Mining industry of Lesotho
The mining industry of Lesotho is mostly concentrated on diamond mining and as such the mining sector in the country has not played any significant role in furthering its economy. Apart from diamonds, the country's main mineral resources have been identified as base metals, clays, dimension stone, sand, gravel and uranium. The lack of initiative to extract other minerals commercially is mainly attributed to the inadequacy of infrastructure and finances. Between 2000 and 2011, the percentage of GDP contributed by diamond mining to Lesotho's economy rose from "virtually zero" to about 4%.
The mining of diamonds started in the country only in the later part of the 1950s. Mining licenses for diamonds from Kao and Liqhobong pipes were operated for a short period from 1959 till Lesotho’s independence. Following the independence of the country, the mines were closed due to poor production. In Lesotho's mining history, skilled artisans (known as Basotho diggers) have been extracting diamonds to a large extent under licenses issued in 1961 for the Letseng diamond mine, as well as Kolo, Nqechane and Hololo areas, with a positive impact to the economy of the country. Extraction from the Letšeng diamond pipe, which started in 1968, was not productive and closed in the 1970s. However, these mines were restarted in 2000 and have proved to be productive.
Production and impact
The production of minerals reported is mostly of diamonds, carried out on a commercial basis with international firms. Gem Diamonds of the UK has been an owner of the Letšeng Mine, situated in the Maluti Mountains (about 3,100 metres (10,200 ft) elevation) is said to be the highest mine in the world. Firestone Diamonds Plc and Kopane Diamond Development Plc, both of the UK, have worked the Liqhobong mine.
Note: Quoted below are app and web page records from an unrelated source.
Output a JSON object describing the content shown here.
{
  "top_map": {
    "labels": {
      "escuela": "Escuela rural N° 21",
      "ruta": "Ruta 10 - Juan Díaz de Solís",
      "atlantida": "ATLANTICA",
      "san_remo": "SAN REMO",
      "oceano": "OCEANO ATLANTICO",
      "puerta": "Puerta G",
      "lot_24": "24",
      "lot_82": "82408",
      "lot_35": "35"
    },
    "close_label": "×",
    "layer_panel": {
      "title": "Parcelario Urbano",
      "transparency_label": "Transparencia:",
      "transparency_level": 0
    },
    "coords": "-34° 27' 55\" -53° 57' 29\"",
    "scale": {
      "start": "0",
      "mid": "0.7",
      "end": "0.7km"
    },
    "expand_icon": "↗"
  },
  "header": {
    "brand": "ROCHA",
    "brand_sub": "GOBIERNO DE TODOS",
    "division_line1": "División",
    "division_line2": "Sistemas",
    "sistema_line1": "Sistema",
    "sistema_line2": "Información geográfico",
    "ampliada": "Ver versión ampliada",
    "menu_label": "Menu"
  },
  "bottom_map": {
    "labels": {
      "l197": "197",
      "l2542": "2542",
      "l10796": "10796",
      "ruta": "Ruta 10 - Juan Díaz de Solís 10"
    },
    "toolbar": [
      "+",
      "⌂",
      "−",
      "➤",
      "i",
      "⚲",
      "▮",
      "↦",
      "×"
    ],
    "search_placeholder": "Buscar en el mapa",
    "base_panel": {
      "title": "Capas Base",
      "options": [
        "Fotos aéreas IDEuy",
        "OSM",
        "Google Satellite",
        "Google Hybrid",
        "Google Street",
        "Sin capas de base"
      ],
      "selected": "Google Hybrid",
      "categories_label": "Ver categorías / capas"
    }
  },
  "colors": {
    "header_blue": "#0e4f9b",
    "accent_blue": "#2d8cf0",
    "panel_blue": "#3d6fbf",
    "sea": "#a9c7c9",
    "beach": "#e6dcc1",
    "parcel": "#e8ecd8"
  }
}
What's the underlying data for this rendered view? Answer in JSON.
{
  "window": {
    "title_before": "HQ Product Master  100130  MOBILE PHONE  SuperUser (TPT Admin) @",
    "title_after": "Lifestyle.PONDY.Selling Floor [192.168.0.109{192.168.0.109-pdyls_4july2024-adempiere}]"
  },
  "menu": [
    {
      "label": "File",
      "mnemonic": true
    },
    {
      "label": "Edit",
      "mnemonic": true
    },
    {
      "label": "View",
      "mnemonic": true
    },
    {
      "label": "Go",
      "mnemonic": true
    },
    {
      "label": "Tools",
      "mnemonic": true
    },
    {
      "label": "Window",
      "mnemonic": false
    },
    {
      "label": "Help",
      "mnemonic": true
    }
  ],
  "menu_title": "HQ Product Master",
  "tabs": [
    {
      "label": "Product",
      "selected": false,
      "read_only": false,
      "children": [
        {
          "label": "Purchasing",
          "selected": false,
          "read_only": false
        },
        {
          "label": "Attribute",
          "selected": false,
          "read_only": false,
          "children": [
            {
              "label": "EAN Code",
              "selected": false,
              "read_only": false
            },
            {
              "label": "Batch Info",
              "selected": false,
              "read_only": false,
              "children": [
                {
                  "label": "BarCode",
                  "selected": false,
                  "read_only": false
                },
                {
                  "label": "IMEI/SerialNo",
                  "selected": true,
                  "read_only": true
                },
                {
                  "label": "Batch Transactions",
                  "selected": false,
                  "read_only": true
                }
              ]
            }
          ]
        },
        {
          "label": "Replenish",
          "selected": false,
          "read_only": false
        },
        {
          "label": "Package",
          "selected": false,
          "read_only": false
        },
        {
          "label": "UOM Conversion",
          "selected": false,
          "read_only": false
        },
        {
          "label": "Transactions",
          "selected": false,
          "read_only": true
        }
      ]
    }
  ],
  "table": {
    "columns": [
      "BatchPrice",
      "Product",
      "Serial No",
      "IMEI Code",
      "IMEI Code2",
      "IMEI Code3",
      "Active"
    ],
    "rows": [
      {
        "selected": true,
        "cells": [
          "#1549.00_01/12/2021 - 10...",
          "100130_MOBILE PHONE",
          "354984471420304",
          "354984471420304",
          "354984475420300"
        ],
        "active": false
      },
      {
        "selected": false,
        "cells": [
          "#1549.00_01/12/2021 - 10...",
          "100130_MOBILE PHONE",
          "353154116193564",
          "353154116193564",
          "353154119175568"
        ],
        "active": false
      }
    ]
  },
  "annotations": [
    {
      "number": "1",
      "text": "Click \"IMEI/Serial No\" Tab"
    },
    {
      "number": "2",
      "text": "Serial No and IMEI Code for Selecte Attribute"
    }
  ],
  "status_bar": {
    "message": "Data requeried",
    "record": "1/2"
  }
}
Lucara Diamond of Canada has worked the Mothae mine, while Namakwa Diamonds Ltd. of Bermuda started mining production at Kao mine.
The Department of Mines and Geology has discovered large bodies of Kimberlite intrusion in northern Lesotho. These are reported as 405 kimberline bodies constituted by 30 pipes, 343 dykes, and 23 blows (dyke enlargements), which amounts to one Kimberlite body per 21 square kilometres (8.1 sq mi) area of the country. There are also smaller kimberlite bodies which are found in 1–2 ha areas.
The country has enacted many regulatory laws related to the mining sector, specifically to exploration and issuing of licenses and exports. These laws are; the Mines and Minerals Act 2005; the Precious stones order 1970 on regulations of export, extraction, and all commercial rules related to rough diamonds; the Explosives Proclamation of 1958 (amended) and Mine Safety Act 1981. The country has accepted the Kimberley Process Certification Scheme.
Known mineral deposits in Lesotho include base metals, clay, diamond, dimension stone, sand, gravel, and uranium. Artisanal mining concerns of agate, clay, sand, gravel, and stone have occurred to a limited extent for internal consumption. Reserves of bituminous shale and coal have also been identified.
- "2011 Minerals Yearbook" (PDF). U.S. Department of the Interior:U.S. Geological Survey. Retrieved 26 May 2015.
- Survey 2011, p. 20.
- (PDF) https://www.centralbank.org.ls/images/Publications/Research/Reports/MonthlyEconomicReviews/2012/July%202012%20ER%20-%20final.pdf. Missing or empty
- Survey, Geological (October 2011). Minerals Yearbook, 2009, V. 3, Area Reports, International, Africa and the Middle East. Government Printing Office. ISBN 978-1-4113-2975-1.